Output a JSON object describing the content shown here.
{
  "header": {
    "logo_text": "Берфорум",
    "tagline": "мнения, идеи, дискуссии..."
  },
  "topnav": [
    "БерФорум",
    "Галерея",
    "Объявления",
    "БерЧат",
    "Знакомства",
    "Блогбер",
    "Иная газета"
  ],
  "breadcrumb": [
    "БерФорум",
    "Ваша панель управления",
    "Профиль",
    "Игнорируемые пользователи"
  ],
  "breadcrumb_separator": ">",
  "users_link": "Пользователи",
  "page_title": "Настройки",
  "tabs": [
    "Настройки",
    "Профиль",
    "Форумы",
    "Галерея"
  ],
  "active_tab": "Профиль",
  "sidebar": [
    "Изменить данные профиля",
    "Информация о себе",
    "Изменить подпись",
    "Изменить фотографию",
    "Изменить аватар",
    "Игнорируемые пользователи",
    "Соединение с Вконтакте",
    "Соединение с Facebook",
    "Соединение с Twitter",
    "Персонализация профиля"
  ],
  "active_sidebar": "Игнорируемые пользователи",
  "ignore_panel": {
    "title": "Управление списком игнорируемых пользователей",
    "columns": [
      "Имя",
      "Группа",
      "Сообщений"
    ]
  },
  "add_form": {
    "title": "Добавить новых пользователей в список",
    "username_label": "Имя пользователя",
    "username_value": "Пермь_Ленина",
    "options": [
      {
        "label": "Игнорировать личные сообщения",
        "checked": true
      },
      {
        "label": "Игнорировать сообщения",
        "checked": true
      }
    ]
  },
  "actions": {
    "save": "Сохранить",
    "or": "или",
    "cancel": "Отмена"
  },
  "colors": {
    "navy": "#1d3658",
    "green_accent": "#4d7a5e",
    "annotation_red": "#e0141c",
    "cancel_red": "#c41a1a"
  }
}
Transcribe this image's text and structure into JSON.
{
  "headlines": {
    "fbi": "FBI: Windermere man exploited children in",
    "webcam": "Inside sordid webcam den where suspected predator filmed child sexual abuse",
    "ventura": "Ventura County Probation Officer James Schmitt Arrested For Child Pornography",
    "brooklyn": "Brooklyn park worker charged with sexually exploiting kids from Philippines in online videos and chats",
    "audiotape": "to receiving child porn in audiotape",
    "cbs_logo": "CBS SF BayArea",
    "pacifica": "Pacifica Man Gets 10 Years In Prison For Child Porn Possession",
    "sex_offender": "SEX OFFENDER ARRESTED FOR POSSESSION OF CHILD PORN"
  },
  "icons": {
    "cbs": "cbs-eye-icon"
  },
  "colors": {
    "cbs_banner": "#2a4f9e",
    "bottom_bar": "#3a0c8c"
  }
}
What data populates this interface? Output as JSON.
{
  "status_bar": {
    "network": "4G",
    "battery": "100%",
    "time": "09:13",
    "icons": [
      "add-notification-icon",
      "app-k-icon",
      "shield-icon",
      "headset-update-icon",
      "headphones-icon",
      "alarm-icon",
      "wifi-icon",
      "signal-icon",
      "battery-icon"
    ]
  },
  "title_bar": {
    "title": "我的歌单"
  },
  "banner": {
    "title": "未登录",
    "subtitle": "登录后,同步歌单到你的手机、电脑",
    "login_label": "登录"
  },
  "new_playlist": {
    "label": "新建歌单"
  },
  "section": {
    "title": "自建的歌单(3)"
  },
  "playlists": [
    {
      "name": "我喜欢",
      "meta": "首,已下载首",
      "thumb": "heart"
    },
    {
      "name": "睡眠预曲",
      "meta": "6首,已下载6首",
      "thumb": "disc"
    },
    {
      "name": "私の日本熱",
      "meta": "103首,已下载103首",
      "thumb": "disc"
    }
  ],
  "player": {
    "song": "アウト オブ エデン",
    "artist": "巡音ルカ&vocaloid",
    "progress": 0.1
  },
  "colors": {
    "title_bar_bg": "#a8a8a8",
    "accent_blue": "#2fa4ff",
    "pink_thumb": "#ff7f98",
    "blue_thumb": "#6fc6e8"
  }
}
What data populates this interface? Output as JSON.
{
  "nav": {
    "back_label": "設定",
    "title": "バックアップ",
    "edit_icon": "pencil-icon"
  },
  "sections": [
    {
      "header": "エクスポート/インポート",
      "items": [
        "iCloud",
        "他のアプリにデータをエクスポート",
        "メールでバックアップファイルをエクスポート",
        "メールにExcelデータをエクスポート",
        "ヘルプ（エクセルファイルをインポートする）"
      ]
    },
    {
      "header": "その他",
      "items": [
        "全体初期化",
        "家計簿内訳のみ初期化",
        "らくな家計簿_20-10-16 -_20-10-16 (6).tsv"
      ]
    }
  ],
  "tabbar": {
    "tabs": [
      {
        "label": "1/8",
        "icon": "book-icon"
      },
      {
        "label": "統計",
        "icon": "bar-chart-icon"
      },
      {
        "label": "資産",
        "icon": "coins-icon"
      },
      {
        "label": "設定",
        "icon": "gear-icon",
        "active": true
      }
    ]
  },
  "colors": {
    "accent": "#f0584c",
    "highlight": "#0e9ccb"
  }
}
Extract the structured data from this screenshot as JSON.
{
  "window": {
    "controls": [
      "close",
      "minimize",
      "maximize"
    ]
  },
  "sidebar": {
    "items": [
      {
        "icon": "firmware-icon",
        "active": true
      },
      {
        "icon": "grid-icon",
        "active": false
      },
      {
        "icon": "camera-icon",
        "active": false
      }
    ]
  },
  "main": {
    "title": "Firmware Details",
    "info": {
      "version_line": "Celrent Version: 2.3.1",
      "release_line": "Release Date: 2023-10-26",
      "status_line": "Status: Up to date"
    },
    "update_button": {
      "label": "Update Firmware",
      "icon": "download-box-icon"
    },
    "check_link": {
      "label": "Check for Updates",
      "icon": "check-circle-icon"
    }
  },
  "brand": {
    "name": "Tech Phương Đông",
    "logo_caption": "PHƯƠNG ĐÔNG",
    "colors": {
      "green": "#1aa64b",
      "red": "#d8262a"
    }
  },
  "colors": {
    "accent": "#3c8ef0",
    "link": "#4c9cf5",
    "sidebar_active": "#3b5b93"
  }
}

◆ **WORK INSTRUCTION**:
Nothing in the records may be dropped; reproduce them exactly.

◆ **COMPLETED TASK**:
Output a JSON object describing the content shown here.
{
  "header": {
    "logo_text": "Берфорум",
    "tagline": "мнения, идеи, дискуссии..."
  },
  "topnav": [
    "БерФорум",
    "Галерея",
    "Объявления",
    "БерЧат",
    "Знакомства",
    "Блогбер",
    "Иная газета"
  ],
  "breadcrumb": [
    "БерФорум",
    "Ваша панель управления",
    "Профиль",
    "Игнорируемые пользователи"
  ],
  "breadcrumb_separator": ">",
  "users_link": "Пользователи",
  "page_title": "Настройки",
  "tabs": [
    "Настройки",
    "Профиль",
    "Форумы",
    "Галерея"
  ],
  "active_tab": "Профиль",
  "sidebar": [
    "Изменить данные профиля",
    "Информация о себе",
    "Изменить подпись",
    "Изменить фотографию",
    "Изменить аватар",
    "Игнорируемые пользователи",
    "Соединение с Вконтакте",
    "Соединение с Facebook",
    "Соединение с Twitter",
    "Персонализация профиля"
  ],
  "active_sidebar": "Игнорируемые пользователи",
  "ignore_panel": {
    "title": "Управление списком игнорируемых пользователей",
    "columns": [
      "Имя",
      "Группа",
      "Сообщений"
    ]
  },
  "add_form": {
    "title": "Добавить новых пользователей в список",
    "username_label": "Имя пользователя",
    "username_value": "Пермь_Ленина",
    "options": [
      {
        "label": "Игнорировать личные сообщения",
        "checked": true
      },
      {
        "label": "Игнорировать сообщения",
        "checked": true
      }
    ]
  },
  "actions": {
    "save": "Сохранить",
    "or": "или",
    "cancel": "Отмена"
  },
  "colors": {
    "navy": "#1d3658",
    "green_accent": "#4d7a5e",
    "annotation_red": "#e0141c",
    "cancel_red": "#c41a1a"
  }
}
Transcribe this image's text and structure into JSON.
{
  "headlines": {
    "fbi": "FBI: Windermere man exploited children in",
    "webcam": "Inside sordid webcam den where suspected predator filmed child sexual abuse",
    "ventura": "Ventura County Probation Officer James Schmitt Arrested For Child Pornography",
    "brooklyn": "Brooklyn park worker charged with sexually exploiting kids from Philippines in online videos and chats",
    "audiotape": "to receiving child porn in audiotape",
    "cbs_logo": "CBS SF BayArea",
    "pacifica": "Pacifica Man Gets 10 Years In Prison For Child Porn Possession",
    "sex_offender": "SEX OFFENDER ARRESTED FOR POSSESSION OF CHILD PORN"
  },
  "icons": {
    "cbs": "cbs-eye-icon"
  },
  "colors": {
    "cbs_banner": "#2a4f9e",
    "bottom_bar": "#3a0c8c"
  }
}
What data populates this interface? Output as JSON.
{
  "status_bar": {
    "network": "4G",
    "battery": "100%",
    "time": "09:13",
    "icons": [
      "add-notification-icon",
      "app-k-icon",
      "shield-icon",
      "headset-update-icon",
      "headphones-icon",
      "alarm-icon",
      "wifi-icon",
      "signal-icon",
      "battery-icon"
    ]
  },
  "title_bar": {
    "title": "我的歌单"
  },
  "banner": {
    "title": "未登录",
    "subtitle": "登录后,同步歌单到你的手机、电脑",
    "login_label": "登录"
  },
  "new_playlist": {
    "label": "新建歌单"
  },
  "section": {
    "title": "自建的歌单(3)"
  },
  "playlists": [
    {
      "name": "我喜欢",
      "meta": "首,已下载首",
      "thumb": "heart"
    },
    {
      "name": "睡眠预曲",
      "meta": "6首,已下载6首",
      "thumb": "disc"
    },
    {
      "name": "私の日本熱",
      "meta": "103首,已下载103首",
      "thumb": "disc"
    }
  ],
  "player": {
    "song": "アウト オブ エデン",
    "artist": "巡音ルカ&vocaloid",
    "progress": 0.1
  },
  "colors": {
    "title_bar_bg": "#a8a8a8",
    "accent_blue": "#2fa4ff",
    "pink_thumb": "#ff7f98",
    "blue_thumb": "#6fc6e8"
  }
}
What data populates this interface? Output as JSON.
{
  "nav": {
    "back_label": "設定",
    "title": "バックアップ",
    "edit_icon": "pencil-icon"
  },
  "sections": [
    {
      "header": "エクスポート/インポート",
      "items": [
        "iCloud",
        "他のアプリにデータをエクスポート",
        "メールでバックアップファイルをエクスポート",
        "メールにExcelデータをエクスポート",
        "ヘルプ（エクセルファイルをインポートする）"
      ]
    },
    {
      "header": "その他",
      "items": [
        "全体初期化",
        "家計簿内訳のみ初期化",
        "らくな家計簿_20-10-16 -_20-10-16 (6).tsv"
      ]
    }
  ],
  "tabbar": {
    "tabs": [
      {
        "label": "1/8",
        "icon": "book-icon"
      },
      {
        "label": "統計",
        "icon": "bar-chart-icon"
      },
      {
        "label": "資産",
        "icon": "coins-icon"
      },
      {
        "label": "設定",
        "icon": "gear-icon",
        "active": true
      }
    ]
  },
  "colors": {
    "accent": "#f0584c",
    "highlight": "#0e9ccb"
  }
}
Extract the structured data from this screenshot as JSON.
{
  "window": {
    "controls": [
      "close",
      "minimize",
      "maximize"
    ]
  },
  "sidebar": {
    "items": [
      {
        "icon": "firmware-icon",
        "active": true
      },
      {
        "icon": "grid-icon",
        "active": false
      },
      {
        "icon": "camera-icon",
        "active": false
      }
    ]
  },
  "main": {
    "title": "Firmware Details",
    "info": {
      "version_line": "Celrent Version: 2.3.1",
      "release_line": "Release Date: 2023-10-26",
      "status_line": "Status: Up to date"
    },
    "update_button": {
      "label": "Update Firmware",
      "icon": "download-box-icon"
    },
    "check_link": {
      "label": "Check for Updates",
      "icon": "check-circle-icon"
    }
  },
  "brand": {
    "name": "Tech Phương Đông",
    "logo_caption": "PHƯƠNG ĐÔNG",
    "colors": {
      "green": "#1aa64b",
      "red": "#d8262a"
    }
  },
  "colors": {
    "accent": "#3c8ef0",
    "link": "#4c9cf5",
    "sidebar_active": "#3b5b93"
  }
}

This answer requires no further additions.